Ohio teen accused in shooting calls attention to the impact of incarcerated parents
An Ohio teenager accused of opening fire in Ohio’s Chardon High School will be in court this week to determine if he is competent to stand trial. The February 27 attack left three classmates dead, injured others and left a town shaken by the event.
Since the original crime, some have questioned the young man’s home life as a contributing factor to the violence. The shooter’s father has served time in prison on assault charges.
A University of Minnesota expert who could comment on the impact of incarcerated parents on adolescents is:
Rebecca Shlafer, post-doctoral fellow and developmental psychologist with the Prevention Research Center in the Department of Pediatrics, Division of Adolescent Health.
Shlafer, who recently wrote about the compound factors impacting teens with parents serving jail or prison time, says that these adolescents face a variety of issues at home beyond the prison or jail sentence.
“Many risk factors play a role in the development of teenagers with incarcerated parents,” explains Shlafer. “Some may experience poverty or may be struggling to build a relationship with a caregiver, along with pressures from school, society and the stigmas attached to parental incarceration.”
Compared with younger children, adolescents face unique issues when coping with the incarceration of a parent. This is because a teenager both understands the action and consequences of the action, and may have witnessed an ongoing violent situation. These issues are particularly common in families handling a domestic violence conviction.
Because of these varied struggles, teenagers with imprisoned parents may be more likely to engage in antisocial activity. But there are several positive ways caregivers, classmates, counselors and others can help encourage affected teens to stay out of trouble.
• Develop a positive caregiver relationship, even if it isn’t with the primary caregiver.
• Ensure the teenager has strong connections within his or her peer group. Even one good friend is enough.
• Encourage engagement in the classroom or after school activities, like sports, drama or mentorship programs.
Despite the major impact this experience can have on a child’s life, there is a lack of information on how many children and teenagers are impacted by the incarceration of a parent, particularly in Minnesota.

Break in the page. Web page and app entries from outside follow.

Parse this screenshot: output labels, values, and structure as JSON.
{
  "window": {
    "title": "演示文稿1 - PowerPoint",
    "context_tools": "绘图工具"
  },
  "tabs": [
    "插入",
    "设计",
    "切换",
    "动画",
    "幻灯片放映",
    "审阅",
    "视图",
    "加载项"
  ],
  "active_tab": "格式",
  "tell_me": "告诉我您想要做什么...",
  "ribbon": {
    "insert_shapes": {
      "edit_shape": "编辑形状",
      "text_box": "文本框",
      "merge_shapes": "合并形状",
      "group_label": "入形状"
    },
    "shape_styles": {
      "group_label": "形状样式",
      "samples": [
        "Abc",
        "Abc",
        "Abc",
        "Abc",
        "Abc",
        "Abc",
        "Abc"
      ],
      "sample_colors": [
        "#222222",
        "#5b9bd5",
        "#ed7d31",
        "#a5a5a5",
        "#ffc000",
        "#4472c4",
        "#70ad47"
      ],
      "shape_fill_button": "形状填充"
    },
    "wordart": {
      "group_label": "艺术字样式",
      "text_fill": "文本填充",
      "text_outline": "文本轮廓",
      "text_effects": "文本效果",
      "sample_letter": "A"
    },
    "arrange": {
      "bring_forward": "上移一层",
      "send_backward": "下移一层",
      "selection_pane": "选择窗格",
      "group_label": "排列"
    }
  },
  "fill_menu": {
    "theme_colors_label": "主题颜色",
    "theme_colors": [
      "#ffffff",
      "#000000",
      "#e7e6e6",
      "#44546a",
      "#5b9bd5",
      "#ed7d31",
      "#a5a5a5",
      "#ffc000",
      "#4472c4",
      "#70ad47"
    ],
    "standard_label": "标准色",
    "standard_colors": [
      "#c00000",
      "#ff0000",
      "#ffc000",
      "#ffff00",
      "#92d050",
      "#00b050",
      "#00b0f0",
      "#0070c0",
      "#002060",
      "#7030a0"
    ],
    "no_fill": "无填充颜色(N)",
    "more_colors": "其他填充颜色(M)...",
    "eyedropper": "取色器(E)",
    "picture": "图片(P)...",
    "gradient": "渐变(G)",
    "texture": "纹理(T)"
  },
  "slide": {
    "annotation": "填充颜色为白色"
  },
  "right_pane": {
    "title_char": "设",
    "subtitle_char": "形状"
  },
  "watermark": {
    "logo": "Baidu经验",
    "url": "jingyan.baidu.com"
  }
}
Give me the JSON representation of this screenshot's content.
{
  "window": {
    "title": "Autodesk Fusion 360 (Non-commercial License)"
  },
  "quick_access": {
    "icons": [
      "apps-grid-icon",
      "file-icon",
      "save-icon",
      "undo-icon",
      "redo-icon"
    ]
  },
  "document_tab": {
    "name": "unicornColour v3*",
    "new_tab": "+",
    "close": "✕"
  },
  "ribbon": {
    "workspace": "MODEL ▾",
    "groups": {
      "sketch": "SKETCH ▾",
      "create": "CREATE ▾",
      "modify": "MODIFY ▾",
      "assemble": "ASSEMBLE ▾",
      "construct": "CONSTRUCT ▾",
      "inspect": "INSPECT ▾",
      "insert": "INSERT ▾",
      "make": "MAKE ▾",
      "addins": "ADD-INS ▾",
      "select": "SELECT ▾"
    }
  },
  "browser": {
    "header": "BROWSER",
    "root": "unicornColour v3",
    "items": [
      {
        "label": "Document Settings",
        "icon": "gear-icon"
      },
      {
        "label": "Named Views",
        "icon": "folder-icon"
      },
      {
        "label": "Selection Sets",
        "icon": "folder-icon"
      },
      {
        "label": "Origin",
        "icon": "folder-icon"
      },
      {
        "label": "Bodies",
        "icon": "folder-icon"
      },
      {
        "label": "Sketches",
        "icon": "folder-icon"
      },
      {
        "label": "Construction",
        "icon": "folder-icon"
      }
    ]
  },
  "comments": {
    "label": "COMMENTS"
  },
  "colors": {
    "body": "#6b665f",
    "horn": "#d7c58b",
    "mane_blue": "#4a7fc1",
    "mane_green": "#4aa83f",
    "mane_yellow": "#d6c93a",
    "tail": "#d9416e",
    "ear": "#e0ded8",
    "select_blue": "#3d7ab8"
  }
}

Shlafer hopes to see a national research agenda, aimed at better understanding the needs of this population.
“The amount of people we’re incarcerating is a major public health concern,” says Shlafer. “We don’t consider the collateral damage.”
To schedule an interview with Shlafer, contact Caroline Marin, (612) 624-5680 or firstname.lastname@example.org.
Expert Alert is a service provided by the University News Service. Delivered regularly, Expert Alert is designed to connect university experts to today’s breaking news and current events. For an archive and other useful media services, visit www.umn.edu/news. Views expressed by experts do not necessarily represent the views of the University of Minnesota.